                                               -Steve Jobs 

Hygiene, Health, Sanitation and Waste Management 2013-14

        In our country approximately 638 million people defecate in the open, which is around 50 per cent of the population. The worst part of the scenario is that only 53 per cent of the population wash hands with soap after defecation, 38 per cent wash hands with soap before eating and only 30 per cent wash hands with soap before preparing food. On an average merely 11 per cent of the Indian rural families dispose child stools safely whereas 80 per cent children stools are left in the open or thrown into the garbage. About 6 per cent of rural children less than five years of age use toilets. The diseases that spread due to lack of sanitation and hygiene include diarrhoea, cholera, typhoid, respiratory infections, skin and eye infections. The consequences being (i) People are less likely to be able to drink safe water, (ii) use basic sanitation facilities and (iii) maintain improved hygiene practices. Through this competition we would like to impose technology in sanitation and Hygiene via (i) Automatic sanitation of the toilets and the user, (ii) recycling of the waste water from the toilets, (iii) solid waste from the toilets should be collected separately, incinerated and utilized as alternate energy source. The greater expectation in technology part is that all the above said processes should be automatic and in closed loop. The treated waste water should be reused and the collection of the solid waste should not be visible to the user.

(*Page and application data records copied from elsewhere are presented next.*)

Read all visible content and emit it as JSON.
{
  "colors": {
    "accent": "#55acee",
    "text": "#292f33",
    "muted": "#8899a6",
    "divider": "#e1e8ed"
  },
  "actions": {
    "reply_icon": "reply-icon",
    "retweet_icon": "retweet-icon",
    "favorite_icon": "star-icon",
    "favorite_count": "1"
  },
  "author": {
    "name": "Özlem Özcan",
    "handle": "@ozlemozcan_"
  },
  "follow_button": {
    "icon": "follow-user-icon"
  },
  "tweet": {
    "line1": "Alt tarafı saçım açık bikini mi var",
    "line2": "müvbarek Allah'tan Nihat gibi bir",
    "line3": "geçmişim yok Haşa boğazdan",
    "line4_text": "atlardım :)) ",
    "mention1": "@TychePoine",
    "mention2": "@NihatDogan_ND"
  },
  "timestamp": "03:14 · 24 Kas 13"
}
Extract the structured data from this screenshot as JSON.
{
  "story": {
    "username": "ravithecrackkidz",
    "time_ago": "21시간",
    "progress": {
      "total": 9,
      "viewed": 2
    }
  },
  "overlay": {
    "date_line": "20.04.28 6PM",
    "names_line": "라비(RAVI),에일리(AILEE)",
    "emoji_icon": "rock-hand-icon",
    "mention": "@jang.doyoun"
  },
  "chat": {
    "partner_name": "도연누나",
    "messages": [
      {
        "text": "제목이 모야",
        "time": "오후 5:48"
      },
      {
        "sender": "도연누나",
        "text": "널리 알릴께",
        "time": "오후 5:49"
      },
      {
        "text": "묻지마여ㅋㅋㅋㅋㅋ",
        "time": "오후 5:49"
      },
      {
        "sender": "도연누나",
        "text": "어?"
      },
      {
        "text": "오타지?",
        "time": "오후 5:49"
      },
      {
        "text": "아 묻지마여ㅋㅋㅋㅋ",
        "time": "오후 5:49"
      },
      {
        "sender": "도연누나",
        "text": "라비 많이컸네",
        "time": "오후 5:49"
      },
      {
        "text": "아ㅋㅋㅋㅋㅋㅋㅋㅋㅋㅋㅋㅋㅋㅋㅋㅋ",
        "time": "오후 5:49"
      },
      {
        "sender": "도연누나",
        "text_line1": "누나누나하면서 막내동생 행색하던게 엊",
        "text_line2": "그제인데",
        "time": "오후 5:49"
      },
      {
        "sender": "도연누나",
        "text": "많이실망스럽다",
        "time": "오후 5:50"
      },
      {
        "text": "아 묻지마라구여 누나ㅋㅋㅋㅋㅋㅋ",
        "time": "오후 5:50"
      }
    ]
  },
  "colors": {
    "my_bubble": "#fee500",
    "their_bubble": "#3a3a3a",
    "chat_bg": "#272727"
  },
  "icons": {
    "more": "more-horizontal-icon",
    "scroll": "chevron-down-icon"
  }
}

Previous Themes

      Information and Communication Technology (ICT) in Health for Women and Children (Low Cost Hardware Solutions) [2012-13]